In the beginning of every relationship, there’s a lot of communication; you want to know each other, find out about them, be connected while not together, and, naturally, missing the other person and wanting to spend time with them. If you can’t do that the moment you need, the next best is to call or text them. Nothing’s wrong with that. The problem starts when the other person starts creeping you out “why didn’t you pick up?” and “pick up now!” and complains if you don’t text back immediately. They get annoyed that you are not responding to their calls and texts, take it personally and this sweet thing that’s supposed to be passionate communication becomes a burden for you.
Obviously, it doesn’t start like that. In the beginning, it’s even cute, when they need to be in touch with you, talk to you, feel you, tell you how much they love you. It’s an extension of the calling/texting you all the time need. But in this case, the other person becomes your shadow. They demand to know your whereabouts, who you met, what you said, how you felt, everything. You cannot be vague about things. You need to report back to them with full detail. All in the name of love. But when there’s love, trust, and respect -and these are all necessary ingredients for a healthy relationship- then there’s no need to track your partner down.
You hit it off, you have a good time together and it’s fun spending time the two of you. Then comes a time in a relationship when you feel ready to introduce the other person to your friends and be introduced to their crowd. But somehow this moment doesn’t happen. They either make excuses “I really want to be with you” and “why bother?” and they stay away from your or their friends. It’s like the two of you living on a deserted island; you know there’s life someplace out there, but you don’t seem able to reach it. And what started out like fun and exciting becomes restricting and suffocating. In a healthy relationship, there’s alone time for the couple but there’s also socializing, meeting each other’s friends, and having a good time as a group.
Part of any healthy relationship is communicating with each other, revealing things about yourself, listening to what the other person has to say, getting to know and appreciate each other. But it’s becoming problematic when the other person starts pressuring you to say more about your family, your past, your ex-partners, your love life, your secrets when you are not ready or willing to do it. This is a form of pressure that can easily get to emotional abuse when they threaten to leave you because you don’t reveal as much as they want to know about you. It gets even worse when the other person starts using your secrets to pressure or threaten you.

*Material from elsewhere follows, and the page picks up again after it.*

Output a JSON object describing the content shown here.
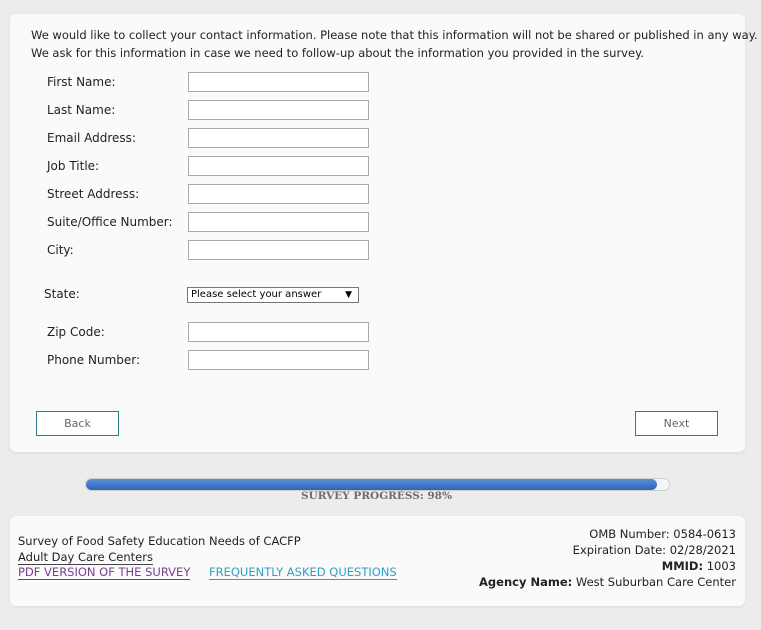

Another red flag! Show, don’t tell should be the golden standard when it comes to “proving” love. If the other person truly and genuinely loves you and cares about you, there’s no need to make grandiose statements. You can figure that much out from their behavior. The issue is with their behavior! The “nobody will ever love you the way I do” is often a statement they say after they have messed up, after a fight or an episode of not treating you well. The underlying meaning of this supposed loved statement is “that’s what you deserve and don’t ask for more or better.” It’s basically a way for the other person to cover their butt and persuade you that what you get is plenty.
They flip for whatever reason, usually small and insignificant, they hurt your feelings and then they try to make up by saying “sorry,” reassuring you they love you so much, that in fact, they know that nobody will ever love you the way they do. And they ask for a second chance. And a third. And so on. You lost count. They insist on a fresh chance and they reassure you that this won’t happen. Ever again. Sure enough, it does. They flip, you have a fight, they come back begging you for a second chance. You give in and the pattern continues.

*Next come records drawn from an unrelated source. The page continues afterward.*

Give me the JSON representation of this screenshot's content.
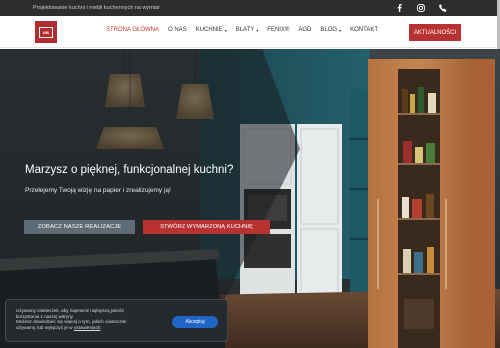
{
  "topbar": {
    "tagline": "Projektowanie kuchni i mebli kuchennych na wymiar",
    "social_icons": [
      "facebook-icon",
      "instagram-icon",
      "phone-icon"
    ]
  },
  "nav": {
    "logo_text": "NB",
    "items": [
      {
        "label": "STRONA GŁÓWNA",
        "active": true,
        "dropdown": false
      },
      {
        "label": "O NAS",
        "active": false,
        "dropdown": false
      },
      {
        "label": "KUCHNIE",
        "active": false,
        "dropdown": true
      },
      {
        "label": "BLATY",
        "active": false,
        "dropdown": true
      },
      {
        "label": "FENIX®",
        "active": false,
        "dropdown": false
      },
      {
        "label": "AGD",
        "active": false,
        "dropdown": false
      },
      {
        "label": "BLOG",
        "active": false,
        "dropdown": true
      },
      {
        "label": "KONTAKT",
        "active": false,
        "dropdown": false
      }
    ],
    "cta": "AKTUALNOŚCI",
    "caret": "▾"
  },
  "hero": {
    "title": "Marzysz o pięknej, funkcjonalnej kuchni?",
    "subtitle": "Przełejemy Twoją wizję na papier i zrealizujemy ją!",
    "btn_realizacje": "ZOBACZ NASZE REALIZACJE",
    "btn_stworz": "STWÓRZ WYMARZONĄ KUCHNIĘ"
  },
  "cookie": {
    "line1": "Używamy ciasteczek, aby zapewnić najlepszą jakość",
    "line2": "korzystania z naszej witryny.",
    "line3": "Możesz dowiedzieć się więcej o tym, jakich ciasteczek",
    "line4_prefix": "używamy, lub wyłączyć je w ",
    "link": "ustawieniach",
    "line4_suffix": ".",
    "accept": "Akceptuj"
  },
  "colors": {
    "accent_red": "#b83232",
    "topbar_bg": "#2d2d2d",
    "accept_blue": "#1f66c7"
  }
}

You follow each other on social media. Soon you realize it’s becoming more than that. They demand to know why you chose to post this versus that photo. Why you made this specific comment, or who was the person who commented on your post with so many heart emojis. They suggest what you share on your social media. They ask that you share passwords on your social media. It all feels uncomfortable and pressuring. Because that’s what it is. When you lose your basic freedom of speech and personal expression out of fear your significant other will be disappointed or even mad at you, then there’s a problem.
Is there anything better than a romantic partner who cares so much about you that they suggest what’s good for you and gently push you in that direction? Actually, yes, there’s something better than that! When your partner respects you, trusts your choices and believes that your decisions are for the best. Because when they try to push you in a direction you don’t want to go or when they disagree with your choices or tell you constantly what you need to learn to do better that’s not out of love or concern; it’s outright their way to control you.